**WORK ITEM**
Look through the entries below and return all lines including the word "text".

Web page and app entries:
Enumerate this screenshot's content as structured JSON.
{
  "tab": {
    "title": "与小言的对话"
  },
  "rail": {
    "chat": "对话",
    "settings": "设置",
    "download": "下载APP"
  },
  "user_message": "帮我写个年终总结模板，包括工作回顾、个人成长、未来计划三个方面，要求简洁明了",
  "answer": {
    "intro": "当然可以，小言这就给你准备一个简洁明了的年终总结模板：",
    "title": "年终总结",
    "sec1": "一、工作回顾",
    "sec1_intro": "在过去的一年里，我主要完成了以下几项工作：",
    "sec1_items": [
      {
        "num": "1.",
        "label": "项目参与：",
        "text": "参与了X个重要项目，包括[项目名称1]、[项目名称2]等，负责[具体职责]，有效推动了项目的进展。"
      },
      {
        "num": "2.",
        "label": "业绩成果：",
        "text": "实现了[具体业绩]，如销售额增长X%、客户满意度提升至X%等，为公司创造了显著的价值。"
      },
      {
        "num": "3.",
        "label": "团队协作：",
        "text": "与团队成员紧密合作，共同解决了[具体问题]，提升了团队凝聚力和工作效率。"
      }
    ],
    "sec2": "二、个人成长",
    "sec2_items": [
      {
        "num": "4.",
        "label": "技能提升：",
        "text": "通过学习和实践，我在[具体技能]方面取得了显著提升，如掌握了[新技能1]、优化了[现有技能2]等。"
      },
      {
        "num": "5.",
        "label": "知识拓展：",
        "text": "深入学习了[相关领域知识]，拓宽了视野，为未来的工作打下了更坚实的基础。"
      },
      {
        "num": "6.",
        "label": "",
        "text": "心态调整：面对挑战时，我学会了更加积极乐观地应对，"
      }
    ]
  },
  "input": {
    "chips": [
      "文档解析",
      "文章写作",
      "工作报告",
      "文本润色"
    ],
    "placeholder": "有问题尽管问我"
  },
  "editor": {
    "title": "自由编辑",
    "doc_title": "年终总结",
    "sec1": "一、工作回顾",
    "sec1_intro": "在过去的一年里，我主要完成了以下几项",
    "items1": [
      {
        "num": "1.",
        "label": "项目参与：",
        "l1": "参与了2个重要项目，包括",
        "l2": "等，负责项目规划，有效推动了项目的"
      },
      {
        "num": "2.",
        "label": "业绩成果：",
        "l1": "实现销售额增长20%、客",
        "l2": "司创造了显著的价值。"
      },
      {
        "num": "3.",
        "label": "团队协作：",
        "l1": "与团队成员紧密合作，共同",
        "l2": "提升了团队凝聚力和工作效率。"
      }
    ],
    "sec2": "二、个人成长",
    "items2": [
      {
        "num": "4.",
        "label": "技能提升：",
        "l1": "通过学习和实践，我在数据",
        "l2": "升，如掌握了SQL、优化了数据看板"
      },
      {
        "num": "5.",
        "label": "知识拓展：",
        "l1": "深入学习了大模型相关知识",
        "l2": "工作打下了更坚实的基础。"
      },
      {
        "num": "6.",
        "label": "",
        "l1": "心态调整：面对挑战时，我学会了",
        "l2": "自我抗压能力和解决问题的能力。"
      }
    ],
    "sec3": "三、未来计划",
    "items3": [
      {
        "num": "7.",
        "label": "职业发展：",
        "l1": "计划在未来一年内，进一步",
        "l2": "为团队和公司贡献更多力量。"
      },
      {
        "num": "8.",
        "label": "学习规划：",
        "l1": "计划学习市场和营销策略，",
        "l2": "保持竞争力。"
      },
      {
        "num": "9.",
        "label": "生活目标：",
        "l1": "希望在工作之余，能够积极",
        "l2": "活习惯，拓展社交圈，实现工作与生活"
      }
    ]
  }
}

**TASK RESULT**
        "text": "参与了X个重要项目，包括[项目名称1]、[项目名称2]等，负责[具体职责]，有效推动了项目的进展。"
        "text": "实现了[具体业绩]，如销售额增长X%、客户满意度提升至X%等，为公司创造了显著的价值。"
        "text": "与团队成员紧密合作，共同解决了[具体问题]，提升了团队凝聚力和工作效率。"
        "text": "通过学习和实践，我在[具体技能]方面取得了显著提升，如掌握了[新技能1]、优化了[现有技能2]等。"
        "text": "深入学习了[相关领域知识]，拓宽了视野，为未来的工作打下了更坚实的基础。"
        "text": "心态调整：面对挑战时，我学会了更加积极乐观地应对，"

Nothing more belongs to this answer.